You can be a positive force in your child’s education. How?
Read to your child. Find time to read to your child every day. Point to the words as you read. Draw attention to words that you run across in daily life, such as traffic signs, billboards, notices, and labels.
Be a good role model. Show your child how important reading is to daily life. Make books, magazines, and other reading materials available for your child to explore and enjoy independently.
Focus on the sounds within words (phonemes). Play rhyming games, sing songs that emphasize rhyme and alliteration, sound out letters, play word games, and point out similarities in words.
Encourage reading fluency. Have your child read a short passage several time while you record the time it takes. Children often enjoy seeing if they can improve their time, and the repetition helps establish fluency.

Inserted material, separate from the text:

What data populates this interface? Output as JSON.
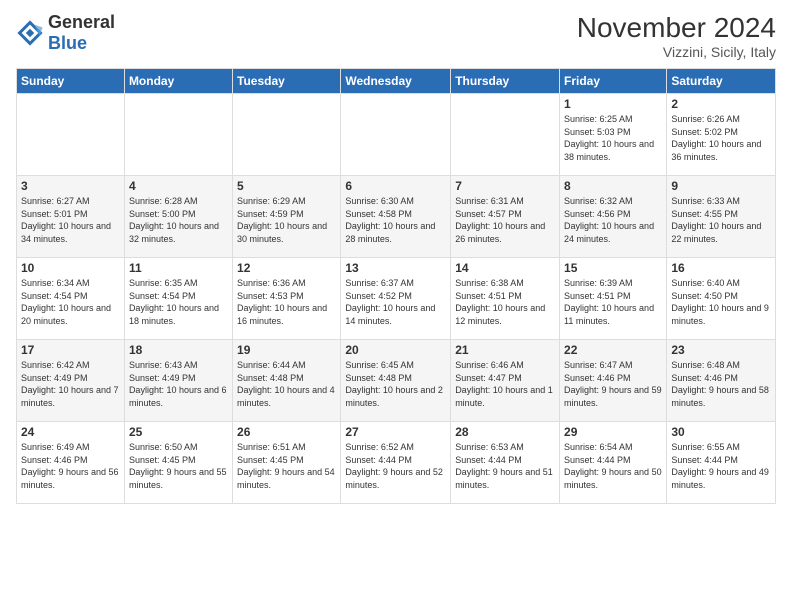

Work on spelling. Point out new words, play spelling games, and encourage your child to write.
Help with time and planning. Hand up simple charts, clocks, and calendars, so that your child can visualize time and plan for the future.

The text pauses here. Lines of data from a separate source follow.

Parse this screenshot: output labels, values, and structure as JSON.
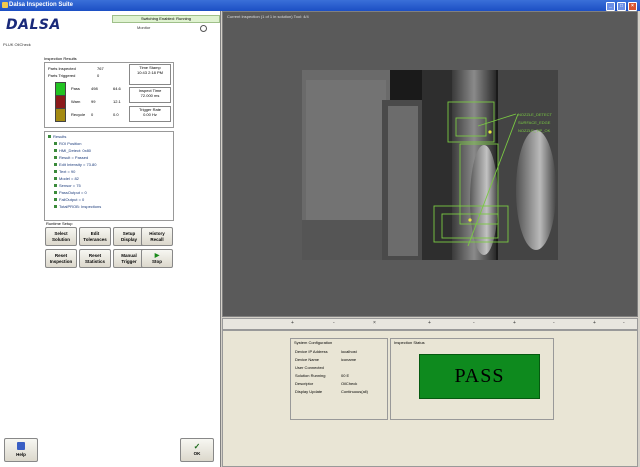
{
  "window": {
    "title": "Dalsa Inspection Suite",
    "controls": [
      "_",
      "□",
      "×"
    ]
  },
  "left_panel": {
    "logo": "DALSA",
    "hostname": "PLUK OilCheck",
    "status_text": "Switching Enabled: Running",
    "mode_text": "Monitor",
    "inspection_results": {
      "label": "Inspection Results",
      "parts_inspected_label": "Parts Inspected",
      "parts_inspected_value": "767",
      "parts_triggered_label": "Parts Triggered",
      "parts_triggered_value": "0",
      "pass_label": "Pass",
      "pass_count": "498",
      "pass_pct": "64.6",
      "warn_label": "Warn",
      "warn_count": "99",
      "warn_pct": "12.1",
      "recycle_label": "Recycle",
      "recycle_count": "0",
      "recycle_pct": "0.0",
      "time_stamp_label": "Time Stamp",
      "time_stamp_value": "10:43 2:18 PM",
      "inspect_time_label": "Inspect Time",
      "inspect_time_value": "72.000 ms",
      "trigger_rate_label": "Trigger Rate",
      "trigger_rate_value": "0.00 Hz",
      "colors": {
        "pass": "#22c322",
        "warn": "#8b1a1a",
        "recycle": "#a48a12"
      }
    },
    "tree_items": [
      {
        "label": "Results",
        "indent": 0
      },
      {
        "label": "ROI Position",
        "indent": 1
      },
      {
        "label": "HMI_Detect: 0x80",
        "indent": 1
      },
      {
        "label": "Result = Passed",
        "indent": 1
      },
      {
        "label": "Edit Intensity = 73.80",
        "indent": 1
      },
      {
        "label": "Text = 90",
        "indent": 1
      },
      {
        "label": "Model = 82",
        "indent": 1
      },
      {
        "label": "Sensor = 75",
        "indent": 1
      },
      {
        "label": "PassOutput = 0",
        "indent": 1
      },
      {
        "label": "FailOutput = 0",
        "indent": 1
      },
      {
        "label": "TotalPROB: Inspections",
        "indent": 1
      }
    ],
    "runtime_label": "Runtime Setup",
    "buttons": [
      {
        "line1": "Select",
        "line2": "Solution"
      },
      {
        "line1": "Edit",
        "line2": "Tolerances"
      },
      {
        "line1": "Setup",
        "line2": "Display"
      },
      {
        "line1": "History",
        "line2": "Recall"
      },
      {
        "line1": "Reset",
        "line2": "Inspection"
      },
      {
        "line1": "Reset",
        "line2": "Statistics"
      },
      {
        "line1": "Manual",
        "line2": "Trigger"
      },
      {
        "line1": "▶",
        "line2": "Stop"
      }
    ],
    "help_label": "Help",
    "ok_label": "OK"
  },
  "image_panel": {
    "header": "Current Inspection (1 of 1 in solution) Tool: 4/4",
    "annotations": [
      "NOZZLE_DETECT",
      "SURFACE_EDGE",
      "NOZZLE_TIP_OK"
    ],
    "overlay_color": "#7ac943"
  },
  "ruler": {
    "marks": [
      "+",
      "-",
      "×",
      "+",
      "-",
      "+",
      "-",
      "+",
      "-"
    ]
  },
  "system_config": {
    "label": "System Configuration",
    "fields": [
      {
        "k": "Device IP Address",
        "v": "localhost"
      },
      {
        "k": "Device Name",
        "v": "iconame"
      },
      {
        "k": "User Connected",
        "v": ""
      },
      {
        "k": "Solution Running",
        "v": "00 E"
      },
      {
        "k": "Descriptor",
        "v": "OilCheck"
      },
      {
        "k": "Display Update",
        "v": "Continuous(all)"
      }
    ]
  },
  "inspection_status": {
    "label": "Inspection Status",
    "value": "PASS",
    "color": "#0e8a1e"
  }
}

Share in the joy of reading. Find books that your child can read but that you will also enjoy. Sit together, take turns reading, and encourage discussion. Revisiting words that cause trouble for your child and rereading stories are powerful tools to reinforce learning.
Read, read, read. Read to and with your child. This can make a positive difference in learning basic reading skills.